A daughter of Aeëtes by the Oceanid Idyia, or, according to others, by Hecate, the daughter of Perses.1 She was the wife of Jason, and the most famous among the mythical sorcerers. The principal parts of her story have already been given under Absyrtus, Argonauts, and Jason, q.v.
After her flight from Corinth to Athens, she is said to have married King Aegeus,2 or to have been beloved by Sisyphus.3Zeus himself is said to have sued for her, but in vain, because Medea dreaded the anger of Hera; and the latter rewarded her by promising immortality to her children. Her children are, according to some accounts, Mermerus, Pheres, or Thessalus, Alcimenes and Tisander, and, according to others, she had seven sons and seven daughters, while others mention only two children, Medus (some call him Polyxemus) and Eriopis, or one son Argus.4
Respecting her flight from Corinth, there are different traditions. Some say, as we remarked above, that she fled to Athens and married Aegeus, but when it was discovered that she had laid snares for Theseus, she escaped and went to Asia, the inhabitants of which were called after her Medes.5 Others relate that first she fled from Corinth to Heracles at Thebes, who had promised her his assistance while yet in Colchis, in case of Jason being unfaithful to her. She cured Heracles, who was seized with madness, and as he could not afford her the assistance he had promised, she went to Athens.6 She is said to have given birth to her son Medus after her arrival in Asia, where, after her flight from Athens, she had married a king; whereas others state that her son Medus accompanied her from Athens to Colchis, where her son slew Perses, and restored her father Aeëtes to his kingdom. The restoration of Aeëtes, however, is attributed by some to Jason, who accompanied Medea to Colchis.7
There is also a tradition that in Thessaly Medea entered into a contest with Thetis about her beauty, which was decided by Idomeneus in favor of Thetis,8 and another that Medea went to Italy, and there taught the Marrubians the art of fascinating and subduing serpents, whence she is said to have been called Anguitia or Angitia.9
Medea is usually portrayed on Greek vases as an eastern-looking woman wearing a Phrygian cap, such as on an Attic amphora from Ruva (late fifth century BCE) and on an Apulian vase at Munich.

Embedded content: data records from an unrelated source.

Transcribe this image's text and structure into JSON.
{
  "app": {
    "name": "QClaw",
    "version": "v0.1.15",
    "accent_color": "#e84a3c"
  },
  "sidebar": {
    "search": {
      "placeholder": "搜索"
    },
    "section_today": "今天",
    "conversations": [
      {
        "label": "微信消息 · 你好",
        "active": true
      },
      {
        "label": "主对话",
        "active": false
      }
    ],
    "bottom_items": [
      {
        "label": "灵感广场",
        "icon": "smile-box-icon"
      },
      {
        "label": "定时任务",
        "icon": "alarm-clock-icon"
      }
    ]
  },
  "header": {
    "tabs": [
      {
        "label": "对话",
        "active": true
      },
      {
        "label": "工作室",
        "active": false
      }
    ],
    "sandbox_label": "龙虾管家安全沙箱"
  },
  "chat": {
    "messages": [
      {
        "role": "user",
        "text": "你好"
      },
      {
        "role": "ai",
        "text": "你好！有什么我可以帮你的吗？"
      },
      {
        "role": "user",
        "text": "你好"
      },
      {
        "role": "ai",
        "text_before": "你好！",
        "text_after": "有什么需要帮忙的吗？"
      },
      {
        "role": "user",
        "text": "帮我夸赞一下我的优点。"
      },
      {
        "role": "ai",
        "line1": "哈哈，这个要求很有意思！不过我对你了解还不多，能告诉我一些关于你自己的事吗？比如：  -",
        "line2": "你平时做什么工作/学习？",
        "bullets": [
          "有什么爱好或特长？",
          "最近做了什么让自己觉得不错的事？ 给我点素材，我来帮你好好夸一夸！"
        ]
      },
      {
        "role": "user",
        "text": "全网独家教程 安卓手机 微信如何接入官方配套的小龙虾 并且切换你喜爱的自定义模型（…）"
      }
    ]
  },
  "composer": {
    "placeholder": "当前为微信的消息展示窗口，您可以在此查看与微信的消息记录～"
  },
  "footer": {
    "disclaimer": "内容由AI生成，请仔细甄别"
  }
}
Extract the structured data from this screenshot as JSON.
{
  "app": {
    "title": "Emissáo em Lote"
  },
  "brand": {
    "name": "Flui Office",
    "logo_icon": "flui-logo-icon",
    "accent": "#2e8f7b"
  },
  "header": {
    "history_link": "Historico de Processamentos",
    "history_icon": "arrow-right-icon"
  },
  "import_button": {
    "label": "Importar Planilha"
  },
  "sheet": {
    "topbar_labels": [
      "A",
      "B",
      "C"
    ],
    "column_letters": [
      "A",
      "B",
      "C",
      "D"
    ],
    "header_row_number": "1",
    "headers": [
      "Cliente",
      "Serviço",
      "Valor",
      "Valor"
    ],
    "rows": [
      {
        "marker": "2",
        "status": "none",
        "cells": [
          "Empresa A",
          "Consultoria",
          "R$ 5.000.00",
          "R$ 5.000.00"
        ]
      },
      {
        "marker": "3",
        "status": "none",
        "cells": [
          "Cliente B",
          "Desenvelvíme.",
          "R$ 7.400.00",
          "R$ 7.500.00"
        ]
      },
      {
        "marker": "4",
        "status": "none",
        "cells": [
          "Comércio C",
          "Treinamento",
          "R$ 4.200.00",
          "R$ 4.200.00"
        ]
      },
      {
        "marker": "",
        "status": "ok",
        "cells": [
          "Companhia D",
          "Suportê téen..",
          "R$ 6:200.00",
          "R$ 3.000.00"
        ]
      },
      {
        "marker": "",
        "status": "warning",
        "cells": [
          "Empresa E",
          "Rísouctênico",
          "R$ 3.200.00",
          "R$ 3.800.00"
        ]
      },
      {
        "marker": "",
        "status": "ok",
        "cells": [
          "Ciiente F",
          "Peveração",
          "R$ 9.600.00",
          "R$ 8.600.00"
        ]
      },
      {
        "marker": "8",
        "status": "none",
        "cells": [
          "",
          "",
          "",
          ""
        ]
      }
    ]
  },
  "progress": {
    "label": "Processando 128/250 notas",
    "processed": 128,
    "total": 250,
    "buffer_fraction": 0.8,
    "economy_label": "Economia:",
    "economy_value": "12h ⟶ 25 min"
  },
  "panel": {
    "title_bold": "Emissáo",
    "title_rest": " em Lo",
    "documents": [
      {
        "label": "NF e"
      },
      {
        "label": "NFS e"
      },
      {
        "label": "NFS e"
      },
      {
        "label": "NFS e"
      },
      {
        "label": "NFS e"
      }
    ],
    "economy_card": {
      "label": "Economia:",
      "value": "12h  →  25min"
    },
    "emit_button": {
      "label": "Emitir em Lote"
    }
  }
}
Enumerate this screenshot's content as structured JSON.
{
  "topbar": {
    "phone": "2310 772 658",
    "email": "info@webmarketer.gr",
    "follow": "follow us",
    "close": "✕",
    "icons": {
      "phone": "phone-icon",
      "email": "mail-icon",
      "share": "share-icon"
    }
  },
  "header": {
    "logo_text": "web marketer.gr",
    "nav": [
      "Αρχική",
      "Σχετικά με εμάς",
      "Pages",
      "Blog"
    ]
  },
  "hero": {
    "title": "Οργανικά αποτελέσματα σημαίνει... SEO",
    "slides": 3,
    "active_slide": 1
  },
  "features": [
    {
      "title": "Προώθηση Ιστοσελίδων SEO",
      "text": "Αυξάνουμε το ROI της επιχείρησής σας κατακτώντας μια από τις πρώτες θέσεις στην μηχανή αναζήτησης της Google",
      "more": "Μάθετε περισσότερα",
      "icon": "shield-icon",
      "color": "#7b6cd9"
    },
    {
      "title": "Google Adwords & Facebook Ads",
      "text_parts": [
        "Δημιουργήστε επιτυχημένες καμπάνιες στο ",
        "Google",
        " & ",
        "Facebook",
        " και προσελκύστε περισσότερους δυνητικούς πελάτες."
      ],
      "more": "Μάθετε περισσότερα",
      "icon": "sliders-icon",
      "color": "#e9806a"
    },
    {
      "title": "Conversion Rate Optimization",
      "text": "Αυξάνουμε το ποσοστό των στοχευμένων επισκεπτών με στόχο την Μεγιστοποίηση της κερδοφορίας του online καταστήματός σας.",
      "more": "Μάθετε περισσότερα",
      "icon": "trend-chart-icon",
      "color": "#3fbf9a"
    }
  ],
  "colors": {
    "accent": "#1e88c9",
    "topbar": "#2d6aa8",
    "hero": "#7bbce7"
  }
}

On murals and Roman sarcophagi she is portrayed in Roman clothes, such on a fresco from Herculaneum. A Roman sarcophagus at Berlin shows the entire tragedy of Medea: the presentation of the deadly bridal gift to Creusa, the death of Creusa, the murder of her two children, and her flight in the dragon-chariot. Feuerbach painted Medea in his famous work.
- Pseudo-Apollodorus. The Library i, 9.23; Hesiod. Theogony, 961; Diodorus Siculus, iv, 45.
- Plutarch. Theseus, 12.
- Scholiast on Pindar's Olympian Odes xiii, 74.
- Pseudo-Apollodorus. The Library i, 9.28; Diodorus Siculus, iv, 54; Ptolemy Hephaestion, 2; Scholiast on Euripides' Medea, 276.
- Medi, Pausanias. Description of Greece ii, 3.7; Ovid. Metamorphoses vii, 391 ff.
- Diodorus Siculus, iv, 54.
- ibid., iv, 54-56; Hyginus. Fabulae, 26; Justin, xlii, 2; Tacitus. Annals, vi, 34.
- Ptolemaeus Hephaestus, 5.
- Servius on Virgil's Aeneid vii, 750; comp. Angitia.
- Scholiast on Euripides' Medea, 10; on Apollonius Rhodius' Argonautica iv, 814.
- Aken, Dr. A.R.A. van. (1961). Elseviers Mythologische Encyclopedie. Amsterdam: Elsevier.
- Smith, William. (1870). Dictionary of Greek and Roman Biography and Mythology. London: Taylor, Walton, and Maberly.
This article incorporates text from Dictionary of Greek and Roman Biography and Mythology (1870) by William Smith, which is in the public domain.